But the question remains — what about Islam? I know there are moderate Muslims, many of them wonderful people that I have met, like you and Dr. Zuhdi Jasser. I assume there are hundreds of thousands more. The man on the street in Muslim countries has been perfectly civil, sometimes even delightful, to me when I have met him in my travels.
But is there a moderate Islam? I have to confess that I have my doubts. Islam feels very different to me from other religions I have encountered — from Christianity (which, at least doctrinally, “renders unto Caesar what is Caesar’s”), Hinduism, Buddhism, Bahai, etc.
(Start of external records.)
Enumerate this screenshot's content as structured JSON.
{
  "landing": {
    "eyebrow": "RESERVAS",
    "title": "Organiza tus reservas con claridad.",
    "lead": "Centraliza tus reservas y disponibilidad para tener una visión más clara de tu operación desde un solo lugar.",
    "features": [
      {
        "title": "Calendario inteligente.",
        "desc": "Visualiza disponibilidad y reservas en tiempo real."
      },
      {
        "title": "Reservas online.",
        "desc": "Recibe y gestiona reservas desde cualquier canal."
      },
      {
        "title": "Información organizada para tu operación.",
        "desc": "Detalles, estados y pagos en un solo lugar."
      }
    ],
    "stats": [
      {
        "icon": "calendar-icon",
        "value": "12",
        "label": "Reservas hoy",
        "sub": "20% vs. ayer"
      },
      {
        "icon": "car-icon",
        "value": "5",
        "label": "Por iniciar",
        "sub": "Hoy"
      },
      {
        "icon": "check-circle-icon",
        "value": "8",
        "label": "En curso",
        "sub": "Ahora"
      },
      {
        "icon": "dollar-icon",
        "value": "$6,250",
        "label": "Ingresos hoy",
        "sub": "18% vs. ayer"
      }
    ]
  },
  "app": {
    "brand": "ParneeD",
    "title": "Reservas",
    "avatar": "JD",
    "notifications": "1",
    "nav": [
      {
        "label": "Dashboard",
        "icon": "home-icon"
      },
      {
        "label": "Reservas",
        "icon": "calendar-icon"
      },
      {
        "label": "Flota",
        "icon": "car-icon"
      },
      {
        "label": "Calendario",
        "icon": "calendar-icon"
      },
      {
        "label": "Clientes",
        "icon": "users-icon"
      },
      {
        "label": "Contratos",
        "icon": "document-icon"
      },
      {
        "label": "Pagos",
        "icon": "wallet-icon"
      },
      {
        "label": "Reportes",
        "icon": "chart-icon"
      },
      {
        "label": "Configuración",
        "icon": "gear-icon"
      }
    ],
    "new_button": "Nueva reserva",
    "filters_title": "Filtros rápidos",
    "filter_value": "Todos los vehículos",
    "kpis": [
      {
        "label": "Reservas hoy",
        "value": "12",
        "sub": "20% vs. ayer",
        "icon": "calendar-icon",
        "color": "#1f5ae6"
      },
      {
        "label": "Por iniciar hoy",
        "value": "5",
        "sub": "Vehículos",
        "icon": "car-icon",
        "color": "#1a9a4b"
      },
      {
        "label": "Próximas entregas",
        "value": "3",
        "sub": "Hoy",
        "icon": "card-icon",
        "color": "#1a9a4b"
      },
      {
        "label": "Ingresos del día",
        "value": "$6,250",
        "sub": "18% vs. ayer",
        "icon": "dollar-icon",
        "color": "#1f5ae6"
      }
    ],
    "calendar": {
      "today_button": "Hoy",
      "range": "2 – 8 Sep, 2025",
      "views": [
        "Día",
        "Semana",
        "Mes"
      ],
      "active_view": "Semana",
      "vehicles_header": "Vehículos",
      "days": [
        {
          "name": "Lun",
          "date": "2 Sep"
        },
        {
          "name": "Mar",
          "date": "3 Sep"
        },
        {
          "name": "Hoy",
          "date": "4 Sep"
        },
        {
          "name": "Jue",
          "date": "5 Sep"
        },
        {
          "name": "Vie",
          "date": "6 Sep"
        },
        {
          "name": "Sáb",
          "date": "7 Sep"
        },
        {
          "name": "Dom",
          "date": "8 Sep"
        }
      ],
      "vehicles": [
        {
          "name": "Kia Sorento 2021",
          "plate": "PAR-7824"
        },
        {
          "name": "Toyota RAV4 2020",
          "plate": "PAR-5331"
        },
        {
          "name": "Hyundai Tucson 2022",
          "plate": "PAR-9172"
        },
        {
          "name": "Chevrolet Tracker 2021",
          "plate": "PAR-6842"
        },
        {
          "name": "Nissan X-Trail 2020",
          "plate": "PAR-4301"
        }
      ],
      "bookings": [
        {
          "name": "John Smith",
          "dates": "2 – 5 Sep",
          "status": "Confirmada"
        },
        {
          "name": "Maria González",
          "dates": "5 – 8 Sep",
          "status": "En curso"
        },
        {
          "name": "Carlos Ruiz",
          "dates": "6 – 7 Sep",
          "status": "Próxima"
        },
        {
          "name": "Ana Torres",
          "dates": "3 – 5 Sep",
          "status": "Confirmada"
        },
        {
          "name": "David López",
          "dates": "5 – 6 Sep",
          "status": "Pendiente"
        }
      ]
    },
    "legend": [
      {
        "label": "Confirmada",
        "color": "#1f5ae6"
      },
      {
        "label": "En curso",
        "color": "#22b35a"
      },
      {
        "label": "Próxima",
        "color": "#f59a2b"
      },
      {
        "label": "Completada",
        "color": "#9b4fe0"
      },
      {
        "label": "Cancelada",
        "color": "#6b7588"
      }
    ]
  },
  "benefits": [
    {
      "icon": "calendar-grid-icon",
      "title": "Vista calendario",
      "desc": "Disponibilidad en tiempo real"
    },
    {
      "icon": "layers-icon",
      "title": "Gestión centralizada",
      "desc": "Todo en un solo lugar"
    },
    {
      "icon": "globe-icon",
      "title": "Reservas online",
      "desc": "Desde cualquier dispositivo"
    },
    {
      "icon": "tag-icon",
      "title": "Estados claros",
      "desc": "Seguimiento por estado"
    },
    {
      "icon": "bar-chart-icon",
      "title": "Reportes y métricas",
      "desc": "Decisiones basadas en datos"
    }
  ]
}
None of them attacked me as a Jew or sought to put me in a position of dhimmitude. (I know this was wildly different in even the recent past, but I have been privileged in my lifetime.)
Islam appears to me less as a religion than as a system of world domination, dividing, as it does, the Dar al-Harb and the Dar al-Islam. And unlike that other, now relatively defunct, system of world domination, communism, it offers its adherents an afterlife. That makes Islam potentially more alluring and less destructible, ultimately more dangerous. Marx’s promised “withering away of the state” isn’t much compared to an eternity of virgins.
Islam also seems to me a system designed and built for the suppression of women. As I recall, Salim, we sat together at a banquet in Los Angeles a few years ago when Salman Rushdie was the keynote speaker. The author gave an extensive rundown of the history of Mohammed’s attack on the mother cults, which seemed to lead, almost inexorably, to the reprehensible misogynistic dictums of Sharia law we all know today.
What do we do with all this? Can Islam really be reformed? Unlike the Bible, a series of tales told by various parties, the Koran is supposedly the verbatim dictation of Allah to Mohammed and not subject to revision, self-contradictory though it may be.
Granted that the West is weak and corrupt, but how do you, how do we, fight this? I quite understand the reactions of Ayaan Hirsi Ali and Wafa Sultan who simply washed their hands of the whole thing and became atheists. But few human beings have their courage, especially when, as recently reported by Pew, some 85% of Egyptians still believe an apostate from Islam must be killed. And this is Egypt, land of the most recent great reform.
Well, enough. I’ve already thrown too much in your lap for one letter. Some friend I am.
I promise you, though, I do mean well. I want to believe in moderate Islam. But from where I sit, I see it all going the other way, from Turkey to Yemen and back. If it only were just the West’s fault…
All the best,